::: EXERCISE MATERIALS :::

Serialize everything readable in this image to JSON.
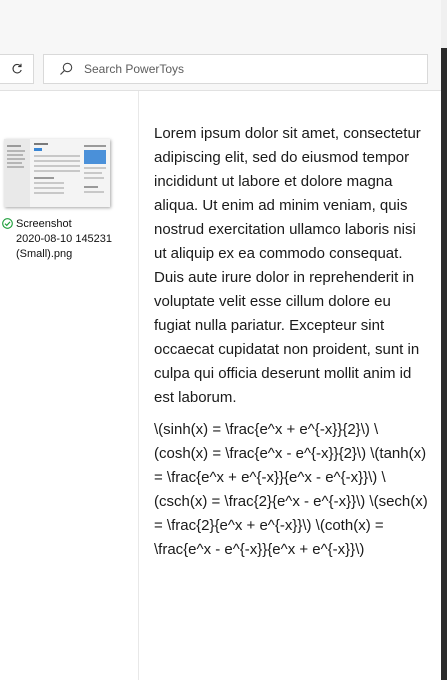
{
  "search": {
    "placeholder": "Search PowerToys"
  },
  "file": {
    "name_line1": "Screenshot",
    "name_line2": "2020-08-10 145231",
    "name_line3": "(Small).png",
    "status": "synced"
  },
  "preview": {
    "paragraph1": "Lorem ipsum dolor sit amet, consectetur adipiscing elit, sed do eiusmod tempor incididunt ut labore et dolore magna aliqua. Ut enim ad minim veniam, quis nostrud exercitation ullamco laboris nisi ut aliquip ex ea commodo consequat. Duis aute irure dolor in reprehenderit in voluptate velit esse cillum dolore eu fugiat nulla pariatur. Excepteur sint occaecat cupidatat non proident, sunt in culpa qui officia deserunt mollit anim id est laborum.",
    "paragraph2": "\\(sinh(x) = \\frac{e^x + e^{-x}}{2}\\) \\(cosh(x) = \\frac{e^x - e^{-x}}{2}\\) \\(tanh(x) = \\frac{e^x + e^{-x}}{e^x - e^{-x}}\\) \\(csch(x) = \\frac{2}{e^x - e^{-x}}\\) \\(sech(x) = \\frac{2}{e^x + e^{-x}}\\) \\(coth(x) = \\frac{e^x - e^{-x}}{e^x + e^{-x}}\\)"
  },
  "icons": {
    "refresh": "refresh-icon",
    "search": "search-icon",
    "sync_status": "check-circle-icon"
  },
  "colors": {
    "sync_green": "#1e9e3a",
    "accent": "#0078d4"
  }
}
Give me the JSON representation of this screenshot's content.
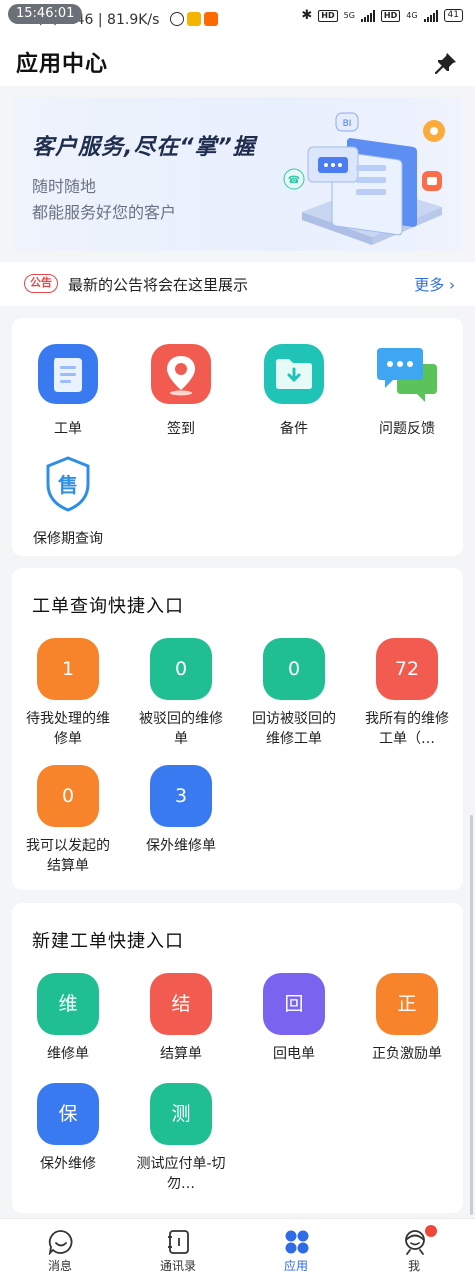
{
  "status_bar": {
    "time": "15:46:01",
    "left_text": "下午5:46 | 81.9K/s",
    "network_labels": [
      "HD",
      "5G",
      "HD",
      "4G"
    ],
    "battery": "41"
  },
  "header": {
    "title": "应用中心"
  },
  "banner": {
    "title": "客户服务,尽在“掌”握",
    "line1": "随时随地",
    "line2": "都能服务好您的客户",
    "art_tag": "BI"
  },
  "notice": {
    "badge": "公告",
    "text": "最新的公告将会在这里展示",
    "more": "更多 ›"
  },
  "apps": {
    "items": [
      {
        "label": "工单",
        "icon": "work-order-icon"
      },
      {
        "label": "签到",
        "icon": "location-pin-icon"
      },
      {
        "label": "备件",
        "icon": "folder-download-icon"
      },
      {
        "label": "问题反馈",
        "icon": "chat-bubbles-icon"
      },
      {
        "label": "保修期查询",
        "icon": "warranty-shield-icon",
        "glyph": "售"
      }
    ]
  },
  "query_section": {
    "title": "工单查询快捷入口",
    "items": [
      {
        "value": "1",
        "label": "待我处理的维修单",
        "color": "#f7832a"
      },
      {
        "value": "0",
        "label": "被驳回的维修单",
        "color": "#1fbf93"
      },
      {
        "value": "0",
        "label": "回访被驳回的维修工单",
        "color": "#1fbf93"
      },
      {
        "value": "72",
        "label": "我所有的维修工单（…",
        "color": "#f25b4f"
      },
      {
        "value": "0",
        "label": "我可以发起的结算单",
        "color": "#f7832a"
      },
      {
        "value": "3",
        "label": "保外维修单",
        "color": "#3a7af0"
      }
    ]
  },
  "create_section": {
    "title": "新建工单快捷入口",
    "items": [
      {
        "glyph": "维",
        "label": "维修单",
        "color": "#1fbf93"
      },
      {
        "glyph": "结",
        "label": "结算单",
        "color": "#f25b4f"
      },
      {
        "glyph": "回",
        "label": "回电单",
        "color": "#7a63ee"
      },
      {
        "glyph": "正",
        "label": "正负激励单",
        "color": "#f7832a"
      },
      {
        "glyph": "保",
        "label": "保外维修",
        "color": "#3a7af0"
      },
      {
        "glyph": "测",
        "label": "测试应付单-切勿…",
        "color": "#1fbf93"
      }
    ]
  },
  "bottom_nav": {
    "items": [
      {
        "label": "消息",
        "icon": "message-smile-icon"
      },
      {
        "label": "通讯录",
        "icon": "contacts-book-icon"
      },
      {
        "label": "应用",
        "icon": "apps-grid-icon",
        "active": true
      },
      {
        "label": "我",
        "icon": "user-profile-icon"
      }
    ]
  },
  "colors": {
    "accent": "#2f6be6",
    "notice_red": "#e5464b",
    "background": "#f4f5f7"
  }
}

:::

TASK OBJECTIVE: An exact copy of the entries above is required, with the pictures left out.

RESPONSE:
Serialize everything readable in this image to JSON.
{
  "search": {
    "placeholder": "Search PowerToys"
  },
  "file": {
    "name_line1": "Screenshot",
    "name_line2": "2020-08-10 145231",
    "name_line3": "(Small).png",
    "status": "synced"
  },
  "preview": {
    "paragraph1": "Lorem ipsum dolor sit amet, consectetur adipiscing elit, sed do eiusmod tempor incididunt ut labore et dolore magna aliqua. Ut enim ad minim veniam, quis nostrud exercitation ullamco laboris nisi ut aliquip ex ea commodo consequat. Duis aute irure dolor in reprehenderit in voluptate velit esse cillum dolore eu fugiat nulla pariatur. Excepteur sint occaecat cupidatat non proident, sunt in culpa qui officia deserunt mollit anim id est laborum.",
    "paragraph2": "\\(sinh(x) = \\frac{e^x + e^{-x}}{2}\\) \\(cosh(x) = \\frac{e^x - e^{-x}}{2}\\) \\(tanh(x) = \\frac{e^x + e^{-x}}{e^x - e^{-x}}\\) \\(csch(x) = \\frac{2}{e^x - e^{-x}}\\) \\(sech(x) = \\frac{2}{e^x + e^{-x}}\\) \\(coth(x) = \\frac{e^x - e^{-x}}{e^x + e^{-x}}\\)"
  },
  "icons": {
    "refresh": "refresh-icon",
    "search": "search-icon",
    "sync_status": "check-circle-icon"
  },
  "colors": {
    "sync_green": "#1e9e3a",
    "accent": "#0078d4"
  }
}
Give me the JSON representation of this screenshot's content.
{
  "status_bar": {
    "time": "15:46:01",
    "left_text": "下午5:46 | 81.9K/s",
    "network_labels": [
      "HD",
      "5G",
      "HD",
      "4G"
    ],
    "battery": "41"
  },
  "header": {
    "title": "应用中心"
  },
  "banner": {
    "title": "客户服务,尽在“掌”握",
    "line1": "随时随地",
    "line2": "都能服务好您的客户",
    "art_tag": "BI"
  },
  "notice": {
    "badge": "公告",
    "text": "最新的公告将会在这里展示",
    "more": "更多 ›"
  },
  "apps": {
    "items": [
      {
        "label": "工单",
        "icon": "work-order-icon"
      },
      {
        "label": "签到",
        "icon": "location-pin-icon"
      },
      {
        "label": "备件",
        "icon": "folder-download-icon"
      },
      {
        "label": "问题反馈",
        "icon": "chat-bubbles-icon"
      },
      {
        "label": "保修期查询",
        "icon": "warranty-shield-icon",
        "glyph": "售"
      }
    ]
  },
  "query_section": {
    "title": "工单查询快捷入口",
    "items": [
      {
        "value": "1",
        "label": "待我处理的维修单",
        "color": "#f7832a"
      },
      {
        "value": "0",
        "label": "被驳回的维修单",
        "color": "#1fbf93"
      },
      {
        "value": "0",
        "label": "回访被驳回的维修工单",
        "color": "#1fbf93"
      },
      {
        "value": "72",
        "label": "我所有的维修工单（…",
        "color": "#f25b4f"
      },
      {
        "value": "0",
        "label": "我可以发起的结算单",
        "color": "#f7832a"
      },
      {
        "value": "3",
        "label": "保外维修单",
        "color": "#3a7af0"
      }
    ]
  },
  "create_section": {
    "title": "新建工单快捷入口",
    "items": [
      {
        "glyph": "维",
        "label": "维修单",
        "color": "#1fbf93"
      },
      {
        "glyph": "结",
        "label": "结算单",
        "color": "#f25b4f"
      },
      {
        "glyph": "回",
        "label": "回电单",
        "color": "#7a63ee"
      },
      {
        "glyph": "正",
        "label": "正负激励单",
        "color": "#f7832a"
      },
      {
        "glyph": "保",
        "label": "保外维修",
        "color": "#3a7af0"
      },
      {
        "glyph": "测",
        "label": "测试应付单-切勿…",
        "color": "#1fbf93"
      }
    ]
  },
  "bottom_nav": {
    "items": [
      {
        "label": "消息",
        "icon": "message-smile-icon"
      },
      {
        "label": "通讯录",
        "icon": "contacts-book-icon"
      },
      {
        "label": "应用",
        "icon": "apps-grid-icon",
        "active": true
      },
      {
        "label": "我",
        "icon": "user-profile-icon"
      }
    ]
  },
  "colors": {
    "accent": "#2f6be6",
    "notice_red": "#e5464b",
    "background": "#f4f5f7"
  }
}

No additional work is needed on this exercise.